Hunt through the entries for the word "icon" and copy each line in which it appears.

◇ ◇ ◇ ◇

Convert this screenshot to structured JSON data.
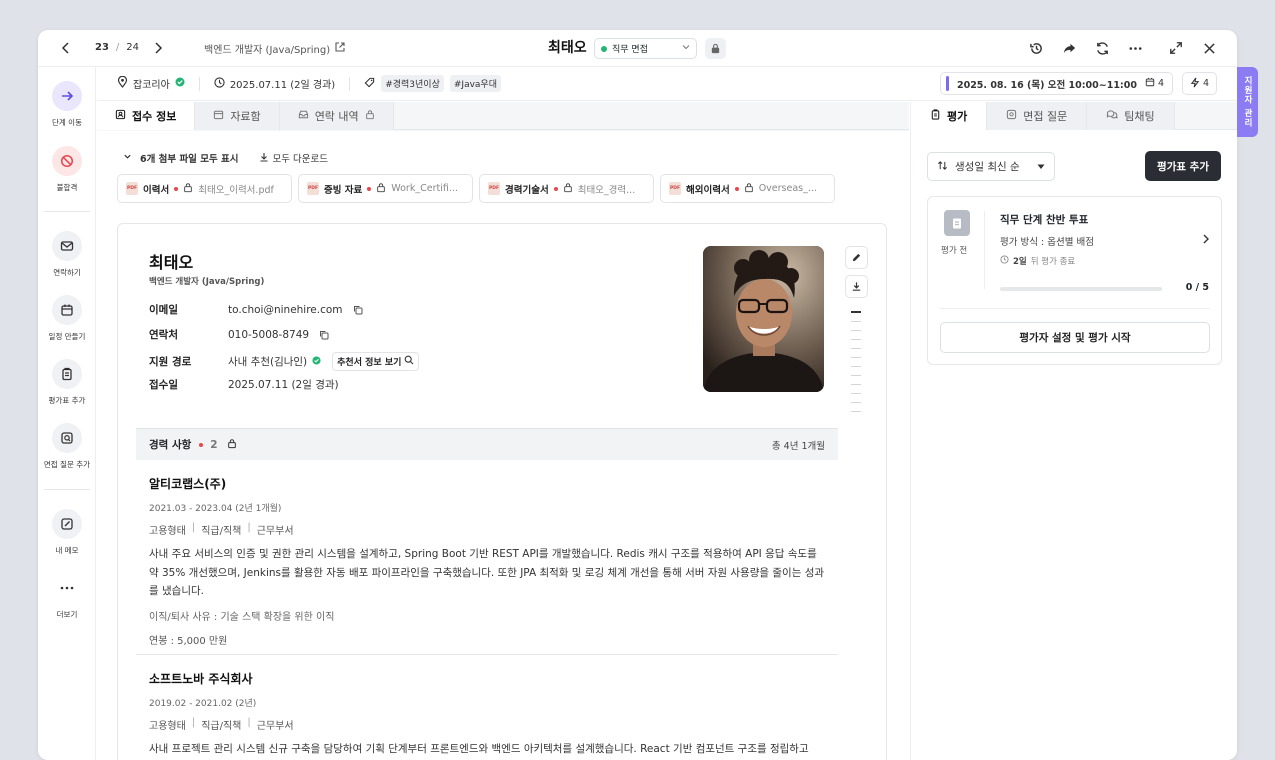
{
  "topbar": {
    "pager_current": "23",
    "pager_sep": "/",
    "pager_total": "24",
    "job_title": "백엔드 개발자 (Java/Spring)",
    "candidate_name": "최태오",
    "stage": "직무 면접",
    "stage_color": "#22b573"
  },
  "leftbar": {
    "items": [
      {
        "label": "단계 이동",
        "icon": "arrow-right-icon"
      },
      {
        "label": "불합격",
        "icon": "ban-icon"
      },
      {
        "label": "연락하기",
        "icon": "mail-icon"
      },
      {
        "label": "일정 만들기",
        "icon": "calendar-icon"
      },
      {
        "label": "평가표 추가",
        "icon": "clipboard-icon"
      },
      {
        "label": "면접 질문 추가",
        "icon": "question-icon"
      },
      {
        "label": "내 메모",
        "icon": "edit-icon"
      },
      {
        "label": "더보기",
        "icon": "more-icon"
      }
    ]
  },
  "infobar": {
    "source": "잡코리아",
    "applied": "2025.07.11 (2일 경과)",
    "tags": [
      "#경력3년이상",
      "#Java우대"
    ],
    "schedule": "2025. 08. 16 (목) 오전 10:00~11:00",
    "schedule_count": "4",
    "flash_count": "4",
    "side_tab": "지원자 관리"
  },
  "left_tabs": [
    "접수 정보",
    "자료함",
    "연락 내역"
  ],
  "attachments": {
    "header": "6개 첨부 파일 모두 표시",
    "download_all": "모두 다운로드",
    "files": [
      {
        "name": "이력서",
        "sub": "최태오_이력서.pdf"
      },
      {
        "name": "증빙 자료",
        "sub": "Work_Certifi..."
      },
      {
        "name": "경력기술서",
        "sub": "최태오_경력..."
      },
      {
        "name": "해외이력서",
        "sub": "Overseas_..."
      }
    ],
    "pdf_label": "PDF"
  },
  "profile": {
    "name": "최태오",
    "job": "백엔드 개발자 (Java/Spring)",
    "email_label": "이메일",
    "email": "to.choi@ninehire.com",
    "phone_label": "연락처",
    "phone": "010-5008-8749",
    "route_label": "지원 경로",
    "route": "사내 추천(김나인)",
    "referral_btn": "추천서 정보 보기",
    "date_label": "접수일",
    "date": "2025.07.11 (2일 경과)"
  },
  "career": {
    "title": "경력 사항",
    "count": "2",
    "total": "총 4년 1개월",
    "items": [
      {
        "company": "알티코랩스(주)",
        "period": "2021.03 - 2023.04 (2년 1개월)",
        "meta": [
          "고용형태",
          "|",
          "직급/직책",
          "|",
          "근무부서"
        ],
        "desc": "사내 주요 서비스의 인증 및 권한 관리 시스템을 설계하고, Spring Boot 기반 REST API를 개발했습니다. Redis 캐시 구조를 적용하여 API 응답 속도를 약 35% 개선했으며, Jenkins를 활용한 자동 배포 파이프라인을 구축했습니다. 또한 JPA 최적화 및 로깅 체계 개선을 통해 서버 자원 사용량을 줄이는 성과를 냈습니다.",
        "reason": "이직/퇴사 사유 : 기술 스택 확장을 위한 이직",
        "salary": "연봉 : 5,000 만원"
      },
      {
        "company": "소프트노바 주식회사",
        "period": "2019.02 - 2021.02 (2년)",
        "meta": [
          "고용형태",
          "|",
          "직급/직책",
          "|",
          "근무부서"
        ],
        "desc": "사내 프로젝트 관리 시스템 신규 구축을 담당하여 기획 단계부터 프론트엔드와 백엔드 아키텍처를 설계했습니다. React 기반 컴포넌트 구조를 정립하고"
      }
    ]
  },
  "right_tabs": [
    "평가",
    "면접 질문",
    "팀채팅"
  ],
  "evaluation": {
    "sort_label": "생성일 최신 순",
    "add_button": "평가표 추가",
    "status": "평가 전",
    "title": "직무 단계 찬반 투표",
    "method": "평가 방식 : 옵션별 배점",
    "end_days": "2일",
    "end_suffix": "뒤 평가 종료",
    "progress_text": "0 / 5",
    "progress_fraction": 0,
    "start_button": "평가자 설정 및 평가 시작"
  },
  "colors": {
    "accent": "#7c6cf0",
    "required_dot": "#e5484d",
    "ok": "#22b573"
  }
}
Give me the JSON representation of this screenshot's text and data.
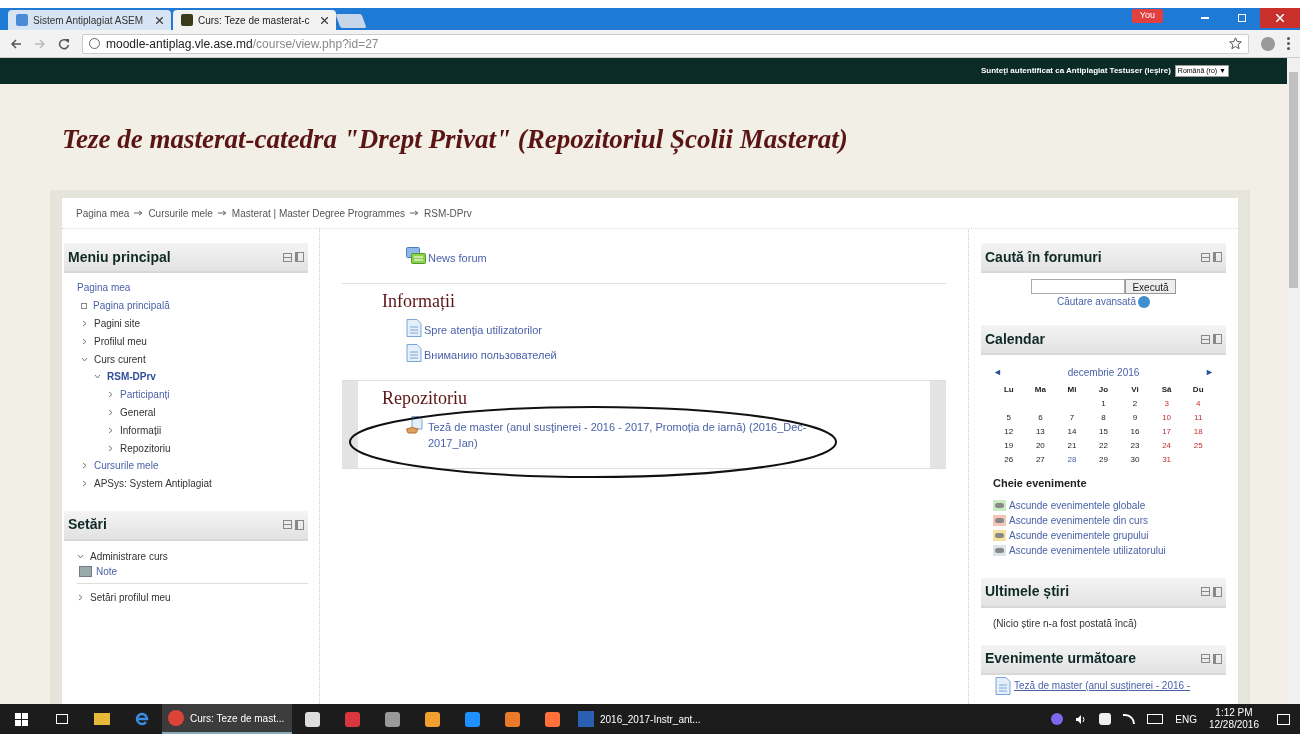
{
  "browser": {
    "tabs": [
      {
        "label": "Sistem Antiplagiat ASEM",
        "selected": false
      },
      {
        "label": "Curs: Teze de masterat-c",
        "selected": true
      }
    ],
    "profile": "You",
    "url_host": "moodle-antiplag.vle.ase.md",
    "url_path": "/course/view.php?id=27"
  },
  "topbar": {
    "login_text": "Sunteţi autentificat ca Antiplagiat Testuser (Ieşire)",
    "language": "Română (ro) ▼"
  },
  "page_title": "Teze de masterat-catedra \"Drept Privat\" (Repozitoriul Școlii Masterat)",
  "breadcrumb": [
    "Pagina mea",
    "Cursurile mele",
    "Masterat | Master Degree Programmes",
    "RSM-DPrv"
  ],
  "main_menu": {
    "title": "Meniu principal",
    "items": [
      {
        "label": "Pagina mea",
        "kind": "root",
        "children": [
          {
            "label": "Pagina principală",
            "kind": "leaf"
          },
          {
            "label": "Pagini site",
            "kind": "branch",
            "expanded": false
          },
          {
            "label": "Profilul meu",
            "kind": "branch",
            "expanded": false
          },
          {
            "label": "Curs curent",
            "kind": "branch",
            "expanded": true,
            "children": [
              {
                "label": "RSM-DPrv",
                "kind": "course",
                "expanded": true,
                "children": [
                  {
                    "label": "Participanți",
                    "kind": "link",
                    "expanded": false
                  },
                  {
                    "label": "General",
                    "kind": "branch",
                    "expanded": false
                  },
                  {
                    "label": "Informații",
                    "kind": "branch",
                    "expanded": false
                  },
                  {
                    "label": "Repozitoriu",
                    "kind": "branch",
                    "expanded": false
                  }
                ]
              }
            ]
          },
          {
            "label": "Cursurile mele",
            "kind": "link",
            "expanded": false
          },
          {
            "label": "APSys: System Antiplagiat",
            "kind": "branch",
            "expanded": false
          }
        ]
      }
    ]
  },
  "settings": {
    "title": "Setări",
    "items": [
      {
        "label": "Administrare curs",
        "expanded": true,
        "children": [
          {
            "label": "Note"
          }
        ]
      },
      {
        "label": "Setări profilul meu",
        "expanded": false
      }
    ]
  },
  "sections": [
    {
      "activities": [
        {
          "label": "News forum",
          "kind": "forum"
        }
      ],
      "highlighted": false
    },
    {
      "title": "Informații",
      "activities": [
        {
          "label": "Spre atenţia utilizatorilor",
          "kind": "page"
        },
        {
          "label": "Вниманию пользователей",
          "kind": "page"
        }
      ],
      "highlighted": false
    },
    {
      "title": "Repozitoriu",
      "activities": [
        {
          "label": "Teză de master (anul susţinerei - 2016 - 2017, Promoția de iarnă) (2016_Dec-2017_Ian)",
          "kind": "assignment"
        }
      ],
      "highlighted": true
    }
  ],
  "search_forums": {
    "title": "Caută în forumuri",
    "button": "Execută",
    "advanced": "Căutare avansată"
  },
  "calendar": {
    "title": "Calendar",
    "month": "decembrie 2016",
    "prev": "◄",
    "next": "►",
    "weekdays": [
      "Lu",
      "Ma",
      "Mi",
      "Jo",
      "Vi",
      "Sâ",
      "Du"
    ],
    "weeks": [
      [
        {
          "kind": "blank"
        },
        {
          "kind": "blank"
        },
        {
          "kind": "blank"
        },
        {
          "day": "1",
          "kind": "weekday"
        },
        {
          "day": "2",
          "kind": "weekday"
        },
        {
          "day": "3",
          "kind": "weekend"
        },
        {
          "day": "4",
          "kind": "weekend"
        }
      ],
      [
        {
          "day": "5",
          "kind": "weekday"
        },
        {
          "day": "6",
          "kind": "weekday"
        },
        {
          "day": "7",
          "kind": "weekday"
        },
        {
          "day": "8",
          "kind": "weekday"
        },
        {
          "day": "9",
          "kind": "weekday"
        },
        {
          "day": "10",
          "kind": "weekend"
        },
        {
          "day": "11",
          "kind": "weekend"
        }
      ],
      [
        {
          "day": "12",
          "kind": "weekday"
        },
        {
          "day": "13",
          "kind": "weekday"
        },
        {
          "day": "14",
          "kind": "weekday"
        },
        {
          "day": "15",
          "kind": "weekday"
        },
        {
          "day": "16",
          "kind": "weekday"
        },
        {
          "day": "17",
          "kind": "weekend"
        },
        {
          "day": "18",
          "kind": "weekend"
        }
      ],
      [
        {
          "day": "19",
          "kind": "weekday"
        },
        {
          "day": "20",
          "kind": "weekday"
        },
        {
          "day": "21",
          "kind": "weekday"
        },
        {
          "day": "22",
          "kind": "weekday"
        },
        {
          "day": "23",
          "kind": "weekday"
        },
        {
          "day": "24",
          "kind": "weekend"
        },
        {
          "day": "25",
          "kind": "weekend"
        }
      ],
      [
        {
          "day": "26",
          "kind": "weekday"
        },
        {
          "day": "27",
          "kind": "weekday"
        },
        {
          "day": "28",
          "kind": "today"
        },
        {
          "day": "29",
          "kind": "weekday"
        },
        {
          "day": "30",
          "kind": "weekday"
        },
        {
          "day": "31",
          "kind": "weekend"
        },
        {
          "kind": "blank"
        }
      ]
    ],
    "key_title": "Cheie evenimente",
    "key": [
      {
        "label": "Ascunde evenimentele globale",
        "color": "#c8ecc0"
      },
      {
        "label": "Ascunde evenimentele din curs",
        "color": "#f6c6b4"
      },
      {
        "label": "Ascunde evenimentele grupului",
        "color": "#f8e0a0"
      },
      {
        "label": "Ascunde evenimentele utilizatorului",
        "color": "#dde3e6"
      }
    ]
  },
  "latest_news": {
    "title": "Ultimele știri",
    "text": "(Nicio știre n-a fost postată încă)"
  },
  "upcoming": {
    "title": "Evenimente următoare",
    "items": [
      "Teză de master (anul susţinerei - 2016 -"
    ]
  },
  "taskbar": {
    "apps": [
      {
        "label": "Curs: Teze de mast...",
        "kind": "chrome",
        "selected": true
      },
      {
        "label": "2016_2017-Instr_ant...",
        "kind": "word",
        "selected": false
      }
    ],
    "language": "ENG",
    "time": "1:12 PM",
    "date": "12/28/2016"
  }
}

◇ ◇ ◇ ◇

§ Exercise solution:
        "icon": "arrow-right-icon"
        "icon": "ban-icon"
        "icon": "mail-icon"
        "icon": "calendar-icon"
        "icon": "clipboard-icon"
        "icon": "question-icon"
        "icon": "edit-icon"
        "icon": "more-icon"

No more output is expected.